1994 Agreement on Implementation of Part Xi

The 1994 Agreement on Implementation of Part XI of the United Nations Convention on the Law of the Sea (UNCLOS) was a landmark treaty that sought to regulate and govern the use of the world`s oceans, particularly its seabeds and subsoil resources.

The Agreement was negotiated by the United Nations Conference on the Law of the Sea, which met from 1973 to 1982, and was later adopted by the United Nations General Assembly in 1994. It aimed to address the concerns of developing countries about the exploitation of deep-sea resources, which they feared could lead to the dominance of industrialized nations and the exclusion of developing countries.

Part XI of UNCLOS deals specifically with the rules and procedures for the exploitation of the seabed and the ocean floor beyond the limits of national jurisdiction. It defines the concept of the “Area,” which refers to the seabed and ocean floor and its subsoil beyond the limits of national jurisdiction, and establishes the International Seabed Authority (ISA) to regulate and administer the resources of the Area.

The Agreement introduced a new system for the exploitation of deep-sea resources, which was based on a number of principles, including the principle of the common heritage of mankind, which holds that the resources of the Area are the common heritage of all mankind and should be used for the benefit of all.

Under the Agreement, the ISA is responsible for granting exploration and exploitation licenses and ensuring that activities in the Area are carried out in a manner that protects the marine environment and promotes the interests of all states, particularly developing countries.

The Agreement also provides for the transfer of technology and financial resources to developing countries to enable them to participate in the exploitation of deep-sea resources. It establishes a mechanism for the distribution of financial benefits derived from activities in the Area to all states, particularly those that are landlocked or have a small coastal area.

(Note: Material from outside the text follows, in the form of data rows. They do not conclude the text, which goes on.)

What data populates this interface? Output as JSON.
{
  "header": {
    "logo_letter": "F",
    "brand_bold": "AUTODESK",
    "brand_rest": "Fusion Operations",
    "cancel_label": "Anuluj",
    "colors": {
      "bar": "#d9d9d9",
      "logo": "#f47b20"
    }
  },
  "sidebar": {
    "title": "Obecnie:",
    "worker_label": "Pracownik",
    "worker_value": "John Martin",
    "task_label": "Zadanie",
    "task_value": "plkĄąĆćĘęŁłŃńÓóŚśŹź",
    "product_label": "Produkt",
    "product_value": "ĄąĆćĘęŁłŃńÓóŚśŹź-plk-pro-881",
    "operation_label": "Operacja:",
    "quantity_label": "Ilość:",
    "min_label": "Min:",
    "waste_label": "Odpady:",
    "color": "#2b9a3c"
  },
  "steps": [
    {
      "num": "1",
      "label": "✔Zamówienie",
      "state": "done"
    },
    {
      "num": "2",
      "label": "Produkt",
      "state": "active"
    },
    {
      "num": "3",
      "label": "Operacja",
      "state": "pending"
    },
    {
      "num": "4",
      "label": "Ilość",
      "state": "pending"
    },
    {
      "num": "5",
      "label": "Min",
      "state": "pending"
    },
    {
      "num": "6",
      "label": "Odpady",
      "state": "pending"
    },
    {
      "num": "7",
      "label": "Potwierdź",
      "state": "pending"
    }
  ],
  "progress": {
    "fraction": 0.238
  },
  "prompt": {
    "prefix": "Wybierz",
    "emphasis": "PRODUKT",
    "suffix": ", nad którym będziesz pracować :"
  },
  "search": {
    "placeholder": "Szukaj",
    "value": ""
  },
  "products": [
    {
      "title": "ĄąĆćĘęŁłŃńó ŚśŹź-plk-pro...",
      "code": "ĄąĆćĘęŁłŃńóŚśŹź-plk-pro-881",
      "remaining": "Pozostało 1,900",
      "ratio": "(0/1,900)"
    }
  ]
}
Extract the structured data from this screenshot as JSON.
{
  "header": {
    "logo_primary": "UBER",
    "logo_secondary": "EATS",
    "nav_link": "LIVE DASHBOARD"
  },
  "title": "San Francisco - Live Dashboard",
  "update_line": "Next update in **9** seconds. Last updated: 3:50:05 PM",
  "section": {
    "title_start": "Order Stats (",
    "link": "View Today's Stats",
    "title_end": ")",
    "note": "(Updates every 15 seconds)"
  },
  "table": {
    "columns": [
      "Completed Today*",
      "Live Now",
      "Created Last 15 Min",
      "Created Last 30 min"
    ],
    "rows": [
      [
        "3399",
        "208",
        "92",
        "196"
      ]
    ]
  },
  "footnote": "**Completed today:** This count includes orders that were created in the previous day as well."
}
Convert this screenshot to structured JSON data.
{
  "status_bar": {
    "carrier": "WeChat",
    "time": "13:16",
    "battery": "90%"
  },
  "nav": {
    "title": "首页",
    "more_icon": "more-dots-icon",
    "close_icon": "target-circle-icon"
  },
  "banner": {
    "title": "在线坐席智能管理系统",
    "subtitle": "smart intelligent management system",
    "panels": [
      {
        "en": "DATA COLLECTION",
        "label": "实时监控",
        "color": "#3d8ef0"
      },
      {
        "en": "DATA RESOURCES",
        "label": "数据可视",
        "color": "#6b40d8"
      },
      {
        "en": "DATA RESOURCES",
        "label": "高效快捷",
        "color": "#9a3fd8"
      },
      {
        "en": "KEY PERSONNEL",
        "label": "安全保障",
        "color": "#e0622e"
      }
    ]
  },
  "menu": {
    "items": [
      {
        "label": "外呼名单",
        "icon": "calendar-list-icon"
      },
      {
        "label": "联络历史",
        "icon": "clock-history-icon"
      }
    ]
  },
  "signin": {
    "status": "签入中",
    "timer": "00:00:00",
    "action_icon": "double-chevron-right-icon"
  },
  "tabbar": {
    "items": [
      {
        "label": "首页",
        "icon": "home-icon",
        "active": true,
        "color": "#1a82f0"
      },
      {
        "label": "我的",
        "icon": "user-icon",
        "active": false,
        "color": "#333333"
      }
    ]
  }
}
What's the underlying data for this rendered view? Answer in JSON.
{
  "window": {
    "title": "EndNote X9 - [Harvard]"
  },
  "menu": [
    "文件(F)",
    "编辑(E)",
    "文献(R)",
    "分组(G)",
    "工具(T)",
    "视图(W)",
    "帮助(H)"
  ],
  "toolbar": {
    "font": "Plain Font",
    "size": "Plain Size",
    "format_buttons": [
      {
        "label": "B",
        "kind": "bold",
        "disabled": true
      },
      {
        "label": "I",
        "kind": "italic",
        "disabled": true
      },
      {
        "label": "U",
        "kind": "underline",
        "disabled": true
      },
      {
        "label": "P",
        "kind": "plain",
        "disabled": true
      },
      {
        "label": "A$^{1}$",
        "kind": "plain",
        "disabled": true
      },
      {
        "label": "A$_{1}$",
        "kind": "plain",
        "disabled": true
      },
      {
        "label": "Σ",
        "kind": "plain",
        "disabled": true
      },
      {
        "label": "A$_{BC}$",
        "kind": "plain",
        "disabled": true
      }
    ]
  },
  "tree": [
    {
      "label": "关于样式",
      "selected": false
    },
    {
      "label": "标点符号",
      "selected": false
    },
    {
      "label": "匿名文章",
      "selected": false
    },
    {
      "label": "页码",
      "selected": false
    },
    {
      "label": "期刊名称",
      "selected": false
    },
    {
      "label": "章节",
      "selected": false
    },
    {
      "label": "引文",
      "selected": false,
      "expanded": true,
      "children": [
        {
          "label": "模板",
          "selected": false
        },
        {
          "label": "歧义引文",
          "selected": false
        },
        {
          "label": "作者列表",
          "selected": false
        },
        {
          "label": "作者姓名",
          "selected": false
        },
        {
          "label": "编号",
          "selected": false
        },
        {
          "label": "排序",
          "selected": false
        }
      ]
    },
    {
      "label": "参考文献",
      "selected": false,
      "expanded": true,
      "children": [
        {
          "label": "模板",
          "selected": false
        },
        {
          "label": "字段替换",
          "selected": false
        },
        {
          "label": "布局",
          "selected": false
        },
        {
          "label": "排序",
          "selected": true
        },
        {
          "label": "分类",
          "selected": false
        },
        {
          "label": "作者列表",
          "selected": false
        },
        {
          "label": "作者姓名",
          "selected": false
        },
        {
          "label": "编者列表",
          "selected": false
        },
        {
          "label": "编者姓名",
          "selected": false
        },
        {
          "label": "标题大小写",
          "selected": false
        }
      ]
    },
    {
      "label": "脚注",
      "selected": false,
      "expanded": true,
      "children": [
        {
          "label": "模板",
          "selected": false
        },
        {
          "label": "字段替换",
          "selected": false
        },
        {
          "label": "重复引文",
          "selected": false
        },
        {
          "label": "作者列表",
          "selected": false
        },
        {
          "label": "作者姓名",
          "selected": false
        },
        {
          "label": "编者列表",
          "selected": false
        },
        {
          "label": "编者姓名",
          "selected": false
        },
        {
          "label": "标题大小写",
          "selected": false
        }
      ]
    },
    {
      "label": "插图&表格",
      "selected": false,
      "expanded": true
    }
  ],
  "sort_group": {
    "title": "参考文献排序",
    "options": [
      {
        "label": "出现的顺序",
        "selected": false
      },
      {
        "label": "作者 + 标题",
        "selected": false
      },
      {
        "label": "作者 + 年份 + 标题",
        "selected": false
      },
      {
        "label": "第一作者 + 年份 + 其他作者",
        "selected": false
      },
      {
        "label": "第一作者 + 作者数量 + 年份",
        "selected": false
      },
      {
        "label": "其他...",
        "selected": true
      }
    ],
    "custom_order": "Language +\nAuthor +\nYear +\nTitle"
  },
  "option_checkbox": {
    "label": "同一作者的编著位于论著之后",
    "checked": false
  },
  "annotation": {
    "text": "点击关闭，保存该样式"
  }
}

Since its adoption in 1994, the Agreement has been ratified by 168 states and has played an important role in regulating and governing the use of the world`s oceans. It has also been the subject of ongoing discussions and negotiations among states, particularly with regard to the sharing of benefits derived from the exploitation of deep-sea resources.

In conclusion, the 1994 Agreement on Implementation of Part XI of UNCLOS is a significant treaty that seeks to regulate and govern the use of the world`s oceans, particularly its seabeds and subsoil resources. It has provided a framework for the equitable and sustainable exploitation of deep-sea resources, and has helped to promote the interests of all states, particularly developing countries.